S$4.48 Monthly Subscription Fee
Another big change is that Dayre used to be a free-for-all platform, but it is now running on a subscription-based model.
Users are charged S$4.48 per month so that Dayre can remain ad-free. This in turn helps to protect the safety and privacy of its users as content on Dayre is no longer searchable on public search engines.
The subscription fee works to raise the bar for accountability by raising the barriers to entry for trolls or cyberbullies.
We also stand by our belief of having no ads and algorithms on Dayre. We don’t want to mine users’ privacy, information and content; and people should be allowed to decide for themselves the content they want to read, and the people they want to keep up with (instead of us pushing them targeted content).– Katherine Teo, co-founder and partner of Create Collective
Ultimately, Dayre becomes a safe space where women can express themselves freely and safely — without judgment, prying eyes and trolls.
Meanwhile, long-time Dayre users were on-boarded to the new platform with a “lifetime subscription package” of only $3.50 per month — even if prices increase in the future, or when Dayre adds new features or offerings.
This pricing strategy has allowed them to retain over 50 per cent of active Dayre users within the first two weeks.
Perks Of Being A Dayrean
However, the transition to a “members-only community” proved to be difficult, especially since Dayre was initially a free-to-use platform.
They had to make it clear to users that Dayre is now more than “just a blogging app”.
Each month, the Dayre team runs offline activities for its users to broaden their network and perspectives with women from all walks of life.
Called #DayreAFK (Dayre Away From Keyboard), it is an initiative to bring women together through on-ground events such as mum talks, beauty workshops, styling classes, career fairs, tea-tasting sessions, and more.
Their first event for mothers was fully subscribed in eight hours, while its second one in October had all the slots taken up in just 30 minutes.
Dayreans will also enjoy exclusive access to the Dayre Lifestyle Rewards Store, which allows them to redeem free products, lifestyle experiences and more offers.
Some beauty brands that Dayreans can soon get their hands on include L’occitane, Philosophy, Etude House, Kora Organics, among others.

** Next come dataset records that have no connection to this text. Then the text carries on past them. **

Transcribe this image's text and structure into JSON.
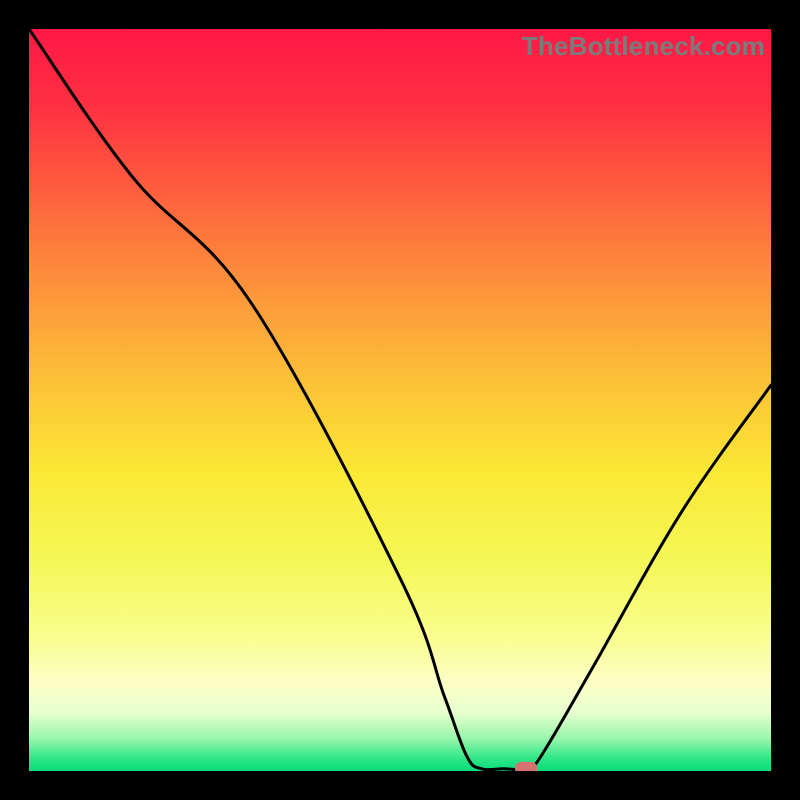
{
  "watermark": {
    "text": "TheBottleneck.com"
  },
  "chart_data": {
    "type": "line",
    "title": "",
    "xlabel": "",
    "ylabel": "",
    "xlim": [
      0,
      100
    ],
    "ylim": [
      0,
      100
    ],
    "curve": [
      {
        "x": 0,
        "y": 100
      },
      {
        "x": 14,
        "y": 80
      },
      {
        "x": 30,
        "y": 63
      },
      {
        "x": 50,
        "y": 26
      },
      {
        "x": 56,
        "y": 10
      },
      {
        "x": 59,
        "y": 2
      },
      {
        "x": 61,
        "y": 0.3
      },
      {
        "x": 64,
        "y": 0.3
      },
      {
        "x": 67,
        "y": 0.3
      },
      {
        "x": 69,
        "y": 2
      },
      {
        "x": 76,
        "y": 14
      },
      {
        "x": 88,
        "y": 35
      },
      {
        "x": 100,
        "y": 52
      }
    ],
    "marker": {
      "x": 67,
      "y": 0.3,
      "color": "#d4726f"
    },
    "gradient_stops": [
      {
        "offset": 0.0,
        "color": "#ff1846"
      },
      {
        "offset": 0.1,
        "color": "#ff2f42"
      },
      {
        "offset": 0.22,
        "color": "#fe5f3e"
      },
      {
        "offset": 0.35,
        "color": "#fd943b"
      },
      {
        "offset": 0.48,
        "color": "#fcc337"
      },
      {
        "offset": 0.6,
        "color": "#fbe936"
      },
      {
        "offset": 0.72,
        "color": "#f4f857"
      },
      {
        "offset": 0.82,
        "color": "#f9fe8f"
      },
      {
        "offset": 0.88,
        "color": "#fdffc5"
      },
      {
        "offset": 0.92,
        "color": "#e9ffd0"
      },
      {
        "offset": 0.955,
        "color": "#9cf7ac"
      },
      {
        "offset": 0.985,
        "color": "#29e585"
      },
      {
        "offset": 1.0,
        "color": "#0bdc7b"
      }
    ]
  }
}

They can also gain first access and discounts to limited-edition collaboration collections with renowned local and international labels starting December.

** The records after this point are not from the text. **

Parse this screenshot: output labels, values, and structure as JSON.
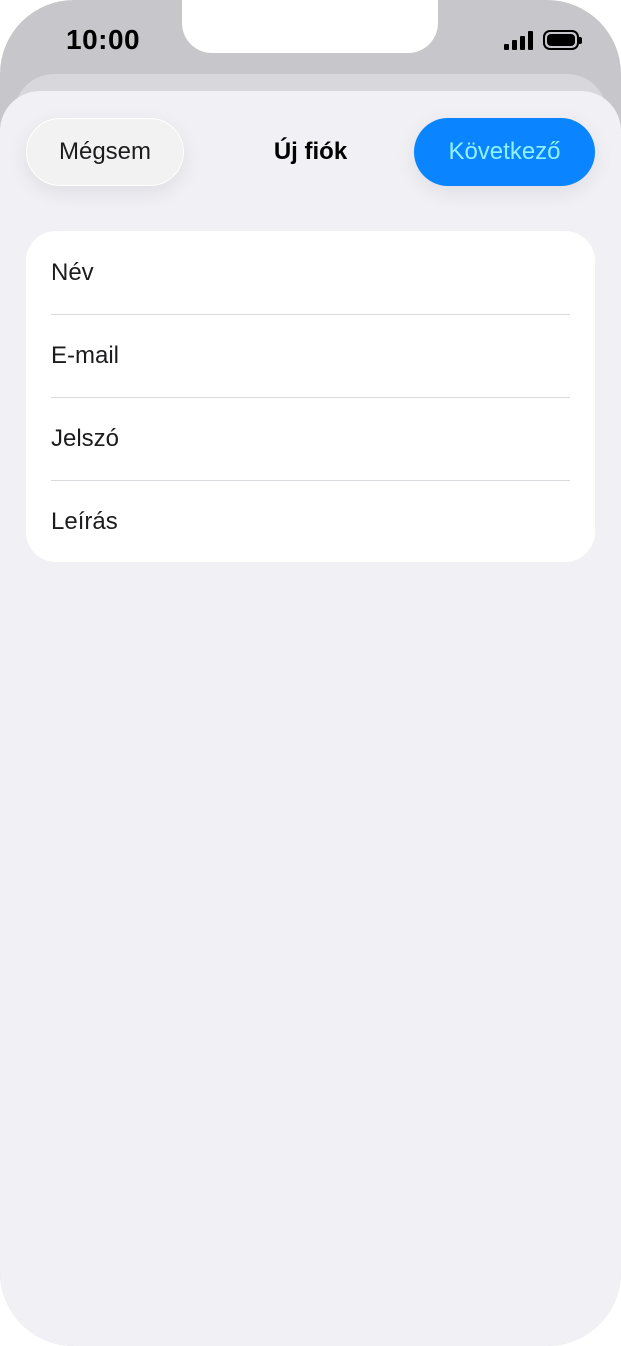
{
  "status_bar": {
    "time": "10:00"
  },
  "sheet": {
    "title": "Új fiók",
    "cancel_label": "Mégsem",
    "next_label": "Következő"
  },
  "form": {
    "fields": [
      {
        "placeholder": "Név",
        "value": ""
      },
      {
        "placeholder": "E-mail",
        "value": ""
      },
      {
        "placeholder": "Jelszó",
        "value": ""
      },
      {
        "placeholder": "Leírás",
        "value": ""
      }
    ]
  },
  "colors": {
    "accent": "#0a84ff",
    "next_text": "#8ff2ff",
    "sheet_background": "#f0f0f5"
  },
  "icons": [
    "cellular-signal-icon",
    "battery-icon"
  ]
}
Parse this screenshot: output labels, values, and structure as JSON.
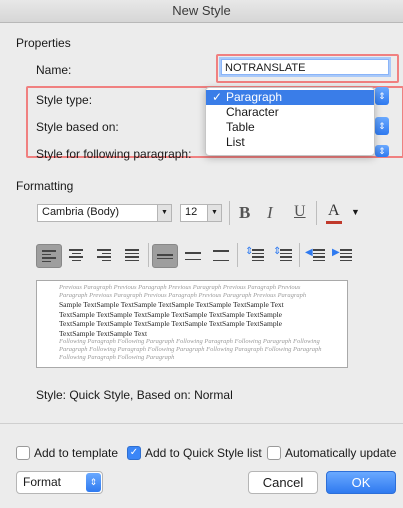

For instance, Dayre has partnered with local brand Scent by Six to create its very own scent called Daybreak by Dayre.
It is also working with local leather bag brand Tocco Toscano to launch a bag that is co-designed by community members of Dayre, which is set to launch globally next year.

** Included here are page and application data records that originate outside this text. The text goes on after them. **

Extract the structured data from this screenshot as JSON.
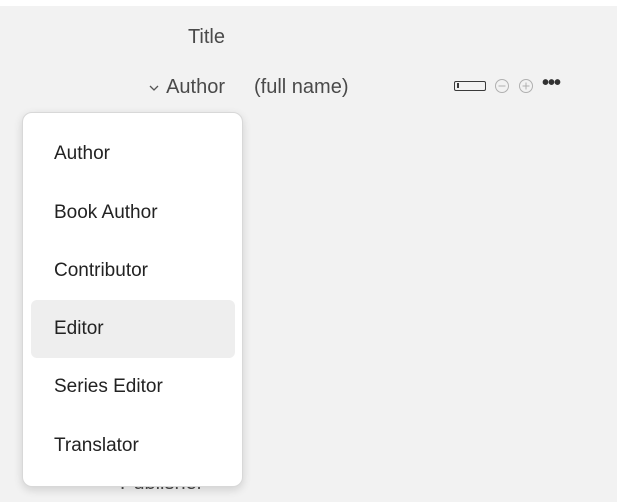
{
  "fields": {
    "title_label": "Title",
    "creator_type": "Author",
    "creator_value_placeholder": "(full name)",
    "publisher_label": "Publisher"
  },
  "creator_type_menu": {
    "items": [
      {
        "label": "Author"
      },
      {
        "label": "Book Author"
      },
      {
        "label": "Contributor"
      },
      {
        "label": "Editor",
        "highlighted": true
      },
      {
        "label": "Series Editor"
      },
      {
        "label": "Translator"
      }
    ]
  },
  "icons": {
    "chevron": "chevron-down-icon",
    "switch_mode": "field-mode-icon",
    "remove": "minus-circle-icon",
    "add": "plus-circle-icon",
    "more": "more-options-icon"
  },
  "colors": {
    "background": "#f2f2f2",
    "menu_background": "#ffffff",
    "highlight": "#eeeeee"
  }
}
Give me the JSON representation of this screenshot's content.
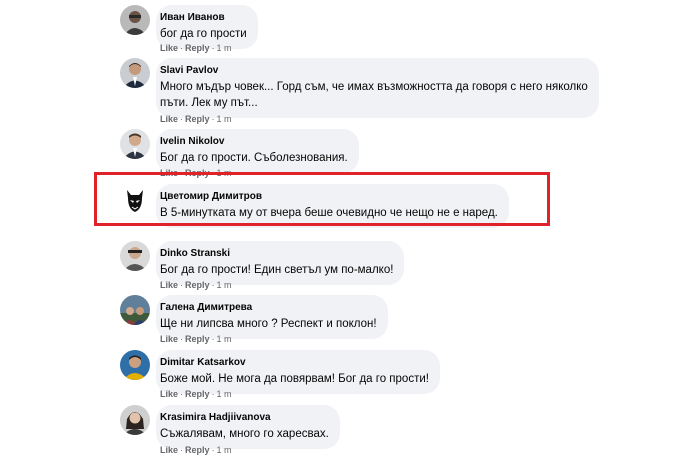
{
  "action_labels": {
    "like": "Like",
    "reply": "Reply",
    "separator": "·"
  },
  "comments": [
    {
      "author": "Иван Иванов",
      "text_lines": [
        "бог да го прости"
      ],
      "time": "1 m"
    },
    {
      "author": "Slavi Pavlov",
      "text_lines": [
        "Много мъдър човек... Горд съм, че имах възможността да говоря с него няколко",
        "пъти. Лек му път..."
      ],
      "time": "1 m"
    },
    {
      "author": "Ivelin Nikolov",
      "text_lines": [
        "Бог да го прости. Съболезнования."
      ],
      "time": "1 m"
    },
    {
      "author": "Цветомир Димитров",
      "text_lines": [
        "В 5-минутката му от вчера беше очевидно че нещо не е наред."
      ],
      "time": ""
    },
    {
      "author": "Dinko Stranski",
      "text_lines": [
        "Бог да го прости! Един светъл ум по-малко!"
      ],
      "time": "1 m"
    },
    {
      "author": "Галена Димитрева",
      "text_lines": [
        "Ще ни липсва много ? Респект и поклон!"
      ],
      "time": "1 m"
    },
    {
      "author": "Dimitar Katsarkov",
      "text_lines": [
        "Боже мой. Не мога да повярвам! Бог да го прости!"
      ],
      "time": "1 m"
    },
    {
      "author": "Krasimira Hadjiivanova",
      "text_lines": [
        "Съжалявам, много го харесвах."
      ],
      "time": "1 m"
    }
  ],
  "colors": {
    "bubble": "#f0f2f5",
    "highlight_border": "#e0232b",
    "meta_text": "#65676b",
    "body_text": "#050505"
  }
}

Dayre Sees “Five-Figure Revenue” Within First Month
With each passing week, Katherine said that she has been witnessing more engagement and shared content on the platform, which makes her excited about Dayre’s future growth.
She refuses to disclose the number of app downloads since relaunch, but shared that Dayre witnessed a “healthy mid-range five-figure revenue” within their first month of soft launch.
Based on their growth so far, Dayre is confident that they’re “moving in the right direction and can continue on a strong trajectory”.
In terms of future plans, Dayre hopes to extends the #DayreAFK events to its Malaysia users as well.
It is also targeting to roll out a desktop version of Dayre in December beyond a mobile app.
Dayre is Create Collective’s first offering, and it’s just the beginning. When it comes to Dayre, it’s about creating a safe and inclusive space for women — both online and offline.– Katherine Teo, co-founder and partner of Create Collective
Through Create Collective, we want to focus on building communities where groups of people can find like-minded individuals, enable sharing of knowledge and experiences, find emotional support, network, broaden their perspectives and more.
We hope to one day be known as the company that builds great communities.
Featured Image Credit: Create Collective